● **Activity**
Each line that includes "title" must be copied from the records.

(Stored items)
——
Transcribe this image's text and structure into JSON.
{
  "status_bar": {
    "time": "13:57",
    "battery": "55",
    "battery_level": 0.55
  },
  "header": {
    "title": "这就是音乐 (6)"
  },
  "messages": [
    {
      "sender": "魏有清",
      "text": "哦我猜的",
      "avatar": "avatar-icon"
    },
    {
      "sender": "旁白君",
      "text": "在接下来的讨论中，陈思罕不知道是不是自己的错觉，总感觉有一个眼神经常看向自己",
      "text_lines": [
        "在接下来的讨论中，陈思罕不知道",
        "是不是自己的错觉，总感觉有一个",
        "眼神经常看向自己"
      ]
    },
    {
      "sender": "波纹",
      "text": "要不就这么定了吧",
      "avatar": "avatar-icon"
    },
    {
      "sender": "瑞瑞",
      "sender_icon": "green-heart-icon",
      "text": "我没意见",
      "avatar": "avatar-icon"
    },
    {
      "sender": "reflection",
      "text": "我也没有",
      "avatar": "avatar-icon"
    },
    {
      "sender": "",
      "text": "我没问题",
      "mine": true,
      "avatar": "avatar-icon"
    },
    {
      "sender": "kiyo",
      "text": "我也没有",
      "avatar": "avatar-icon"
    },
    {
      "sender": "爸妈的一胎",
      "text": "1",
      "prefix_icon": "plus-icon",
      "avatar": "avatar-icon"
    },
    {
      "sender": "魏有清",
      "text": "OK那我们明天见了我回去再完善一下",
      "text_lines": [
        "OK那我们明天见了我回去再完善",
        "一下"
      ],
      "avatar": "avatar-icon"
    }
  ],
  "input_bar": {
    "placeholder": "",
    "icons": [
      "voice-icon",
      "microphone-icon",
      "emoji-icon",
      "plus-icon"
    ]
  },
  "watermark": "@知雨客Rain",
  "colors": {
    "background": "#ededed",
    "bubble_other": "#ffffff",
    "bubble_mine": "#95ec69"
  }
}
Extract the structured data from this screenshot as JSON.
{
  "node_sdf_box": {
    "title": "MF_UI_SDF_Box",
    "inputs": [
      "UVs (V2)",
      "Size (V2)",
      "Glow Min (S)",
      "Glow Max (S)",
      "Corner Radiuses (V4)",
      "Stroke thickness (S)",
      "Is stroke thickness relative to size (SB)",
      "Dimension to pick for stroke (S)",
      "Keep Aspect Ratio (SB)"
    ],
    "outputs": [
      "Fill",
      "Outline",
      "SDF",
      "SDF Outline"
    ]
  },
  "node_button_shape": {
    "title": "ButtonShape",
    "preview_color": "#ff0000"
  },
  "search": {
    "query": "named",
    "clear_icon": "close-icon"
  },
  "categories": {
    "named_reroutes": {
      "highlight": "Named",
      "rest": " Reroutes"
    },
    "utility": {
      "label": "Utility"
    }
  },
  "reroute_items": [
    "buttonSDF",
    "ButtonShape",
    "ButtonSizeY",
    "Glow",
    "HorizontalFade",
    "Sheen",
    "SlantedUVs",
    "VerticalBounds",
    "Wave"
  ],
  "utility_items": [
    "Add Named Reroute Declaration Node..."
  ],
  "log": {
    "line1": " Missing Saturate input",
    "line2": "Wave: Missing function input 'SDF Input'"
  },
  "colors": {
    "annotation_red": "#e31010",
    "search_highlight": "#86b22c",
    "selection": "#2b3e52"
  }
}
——
● **Task solution**
    "title": "这就是音乐 (6)"
    "title": "MF_UI_SDF_Box",
    "title": "ButtonShape",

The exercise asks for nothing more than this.